> THE TASK: For each line of the data below, copy it if it holds the word "allows".

> DATA FOR THIS TASK:
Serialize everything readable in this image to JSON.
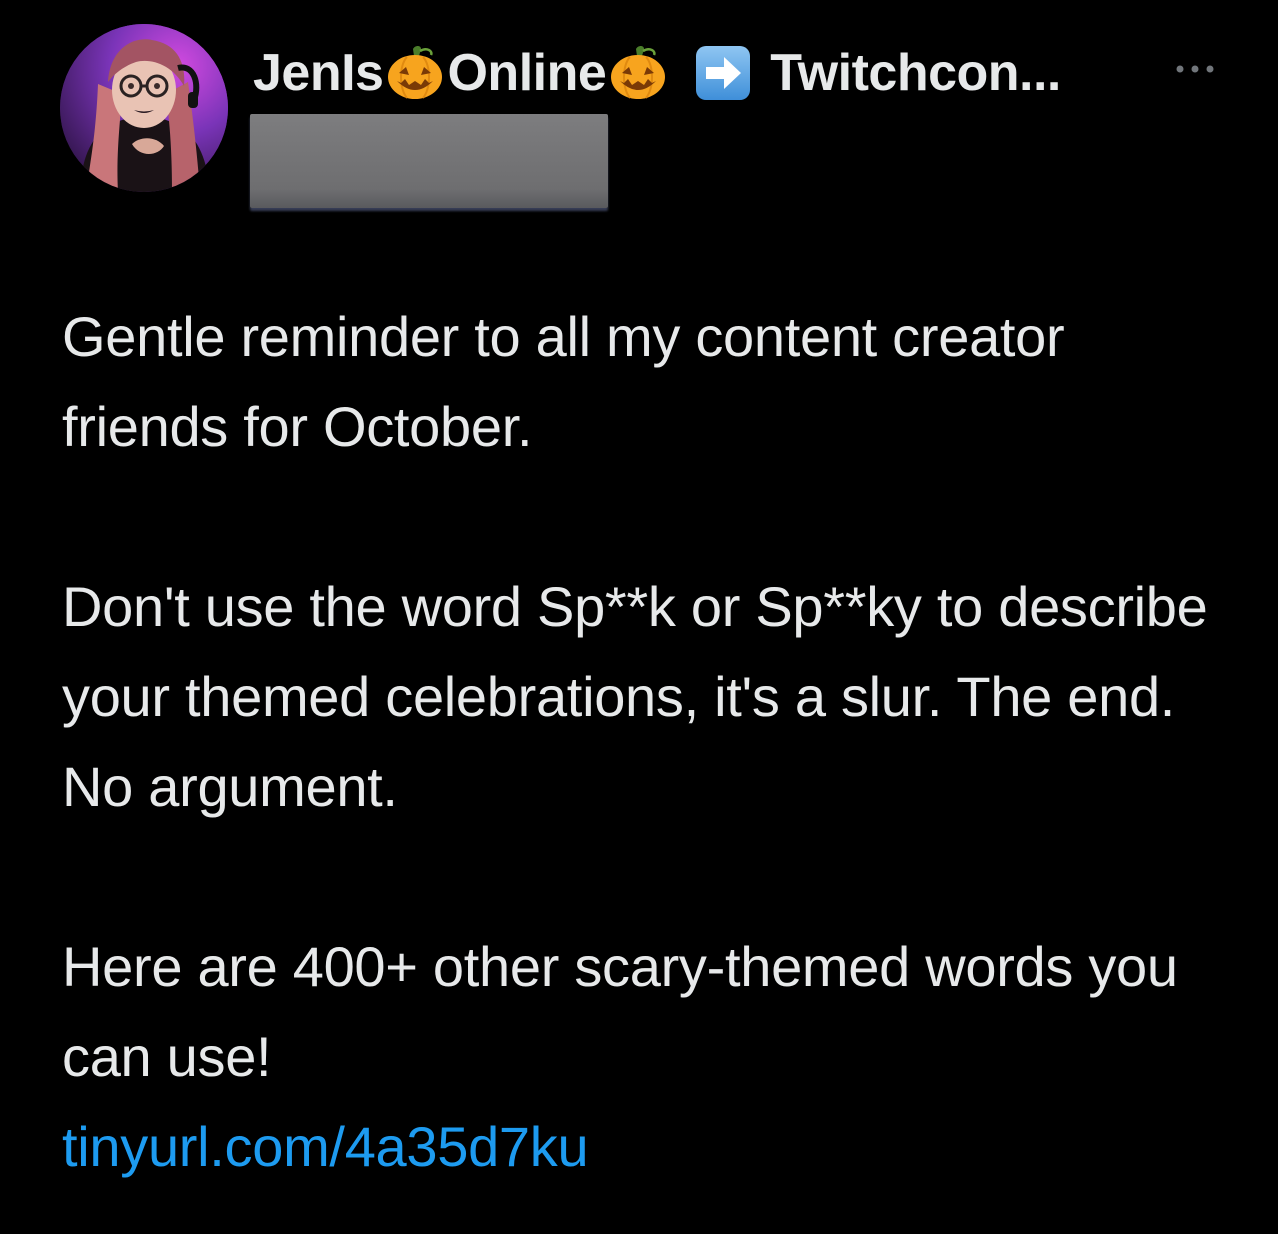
{
  "post": {
    "author": {
      "name_part1": "JenIs",
      "name_part2": "Online",
      "name_part3": "Twitchcon...",
      "handle_redacted": true
    },
    "icons": {
      "pumpkin": "jack-o-lantern-icon",
      "arrow": "right-arrow-icon",
      "more": "more-options-icon"
    },
    "paragraphs": [
      "Gentle reminder to all my content creator friends for October.",
      "Don't use the word Sp**k or Sp**ky to describe your themed celebrations, it's a slur. The end. No argument.",
      "Here are 400+ other scary-themed words you can use!"
    ],
    "link": "tinyurl.com/4a35d7ku"
  },
  "colors": {
    "background": "#000000",
    "text": "#e7e9ea",
    "link": "#1d9bf0",
    "redaction": "#747476"
  }
}
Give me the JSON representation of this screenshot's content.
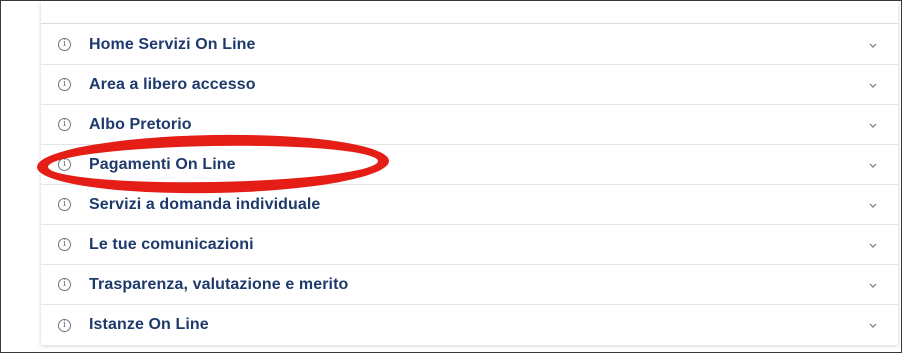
{
  "accordion": {
    "items": [
      {
        "label": "Home Servizi On Line"
      },
      {
        "label": "Area a libero accesso"
      },
      {
        "label": "Albo Pretorio"
      },
      {
        "label": "Pagamenti On Line"
      },
      {
        "label": "Servizi a domanda individuale"
      },
      {
        "label": "Le tue comunicazioni"
      },
      {
        "label": "Trasparenza, valutazione e merito"
      },
      {
        "label": "Istanze On Line"
      }
    ],
    "info_icon": "info-circle-icon",
    "expand_icon": "chevron-down-icon"
  },
  "annotation": {
    "shape": "red-ellipse-highlight",
    "color": "#e41e16",
    "highlighted_item": "Pagamenti On Line"
  },
  "colors": {
    "label": "#1e3a6b",
    "icon": "#6b7785",
    "divider": "#e1e4e8",
    "highlight": "#e41e16"
  }
}
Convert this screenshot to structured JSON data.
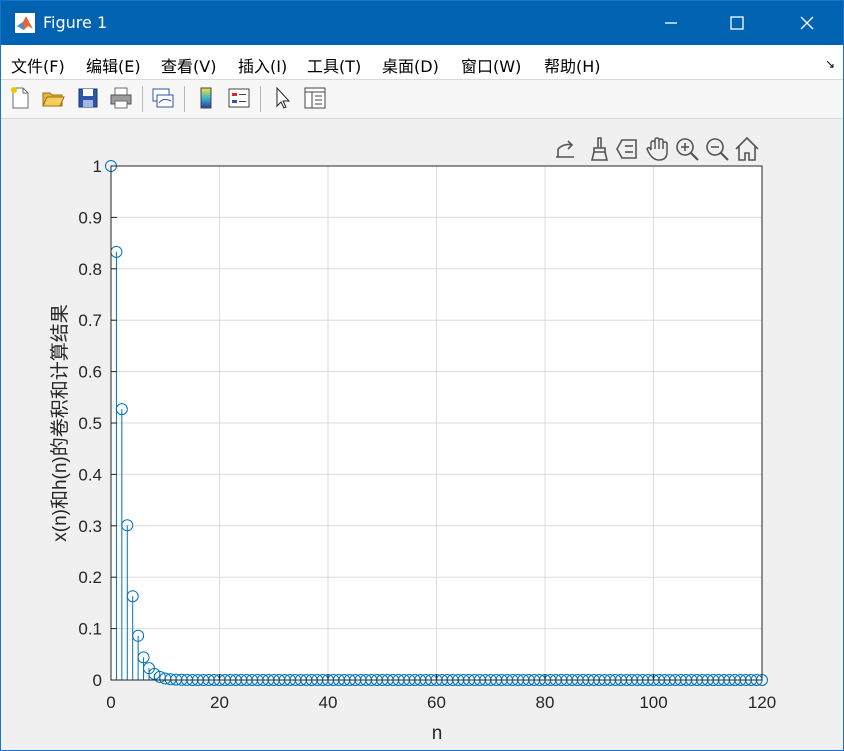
{
  "window": {
    "title": "Figure 1"
  },
  "menu": {
    "items": [
      "文件(F)",
      "编辑(E)",
      "查看(V)",
      "插入(I)",
      "工具(T)",
      "桌面(D)",
      "窗口(W)",
      "帮助(H)"
    ],
    "corner": "↘"
  },
  "toolbar": {
    "buttons": [
      "new-figure-icon",
      "open-file-icon",
      "save-icon",
      "print-icon",
      "link-plot-icon",
      "colorbar-icon",
      "legend-icon",
      "pointer-icon",
      "property-inspector-icon"
    ]
  },
  "axes_toolbar": {
    "buttons": [
      "export-icon",
      "brush-icon",
      "data-tips-icon",
      "pan-icon",
      "zoom-in-icon",
      "zoom-out-icon",
      "home-icon"
    ]
  },
  "colors": {
    "titlebar": "#0063b1",
    "stem": "#0072bd",
    "grid": "#dcdcdc"
  },
  "chart_data": {
    "type": "stem",
    "xlabel": "n",
    "ylabel": "x(n)和h(n)的卷积和计算结果",
    "xlim": [
      0,
      120
    ],
    "ylim": [
      0,
      1
    ],
    "xticks": [
      0,
      20,
      40,
      60,
      80,
      100,
      120
    ],
    "yticks": [
      0,
      0.1,
      0.2,
      0.3,
      0.4,
      0.5,
      0.6,
      0.7,
      0.8,
      0.9,
      1
    ],
    "ytick_labels": [
      "0",
      "0.1",
      "0.2",
      "0.3",
      "0.4",
      "0.5",
      "0.6",
      "0.7",
      "0.8",
      "0.9",
      "1"
    ],
    "grid": true,
    "marker": "open-circle",
    "x_step": 1,
    "values_first": [
      1.0,
      0.833,
      0.527,
      0.301,
      0.163,
      0.086,
      0.044,
      0.023,
      0.012,
      0.006,
      0.003,
      0.0015,
      0.0008,
      0.0004,
      0.0002
    ],
    "tail_value": 0
  }
}
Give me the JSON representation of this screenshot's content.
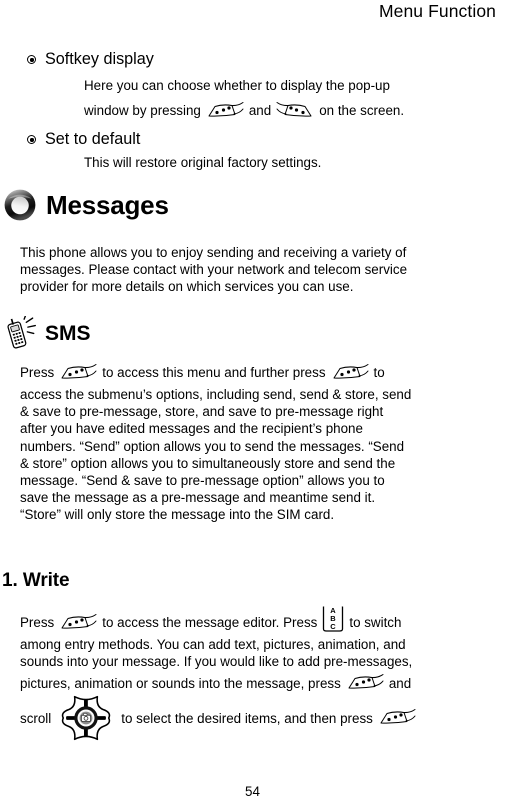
{
  "document": {
    "running_header": "Menu Function",
    "page_number": "54"
  },
  "settings_section": {
    "items": [
      {
        "bullet_label": "Softkey display",
        "description_line_1": "Here you can choose whether to display the pop-up",
        "description_line_2_part_1": "window by pressing",
        "description_line_2_part_2": "and",
        "description_line_2_part_3": "on the screen.",
        "icon_1": "softkey-left-icon",
        "icon_2": "softkey-right-icon"
      },
      {
        "bullet_label": "Set to default",
        "description_line_1": "This will restore original factory settings."
      }
    ]
  },
  "messages_section": {
    "heading": "Messages",
    "heading_icon": "messages-ring-icon",
    "intro_lines": [
      "This phone allows you to enjoy sending and receiving a variety of",
      "messages. Please contact with your network and telecom service",
      "provider for more details on which services you can use."
    ]
  },
  "sms_section": {
    "heading": "SMS",
    "heading_icon": "ringing-phone-icon",
    "line_1_part_1": "Press",
    "line_1_part_2": "to access this menu and further press",
    "line_1_part_3": "to",
    "line_1_icon_1": "softkey-left-icon",
    "line_1_icon_2": "softkey-left-icon",
    "lines": [
      "access the submenu’s options, including send, send & store, send",
      "& save to pre-message, store, and save to pre-message right",
      "after you have edited messages and the recipient’s phone",
      "numbers. “Send” option allows you to send the messages. “Send",
      "& store” option allows you to simultaneously store and send the",
      "message. “Send & save to pre-message option” allows you to",
      "save the message as a pre-message and meantime send it.",
      "“Store” will only store the message into the SIM card."
    ]
  },
  "write_section": {
    "heading": "1. Write",
    "line_1_part_1": "Press",
    "line_1_part_2": "to access the message editor. Press",
    "line_1_part_3": "to switch",
    "line_1_icon_1": "softkey-left-icon",
    "line_1_icon_2": "abc-key-icon",
    "line_2": "among entry methods. You can add text, pictures, animation, and",
    "line_3": "sounds into your message. If you would like to add pre-messages,",
    "line_4_part_1": "pictures, animation or sounds into the message, press",
    "line_4_part_2": "and",
    "line_4_icon": "softkey-left-icon",
    "line_5_part_1": "scroll",
    "line_5_part_2": "to select the desired items, and then press",
    "line_5_icon_1": "dpad-navigation-icon",
    "line_5_icon_2": "softkey-left-icon"
  },
  "colors": {
    "ink": "#000000",
    "paper": "#ffffff",
    "icon_dark": "#1a1a1a",
    "icon_mid": "#7a7a7a",
    "icon_light": "#e8e8e8"
  }
}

> ANSWER FOR THE TASK:
      "This phone allows you to enjoy sending and receiving a variety of",
      "numbers. “Send” option allows you to send the messages. “Send",
      "& store” option allows you to simultaneously store and send the",
      "message. “Send & save to pre-message option” allows you to",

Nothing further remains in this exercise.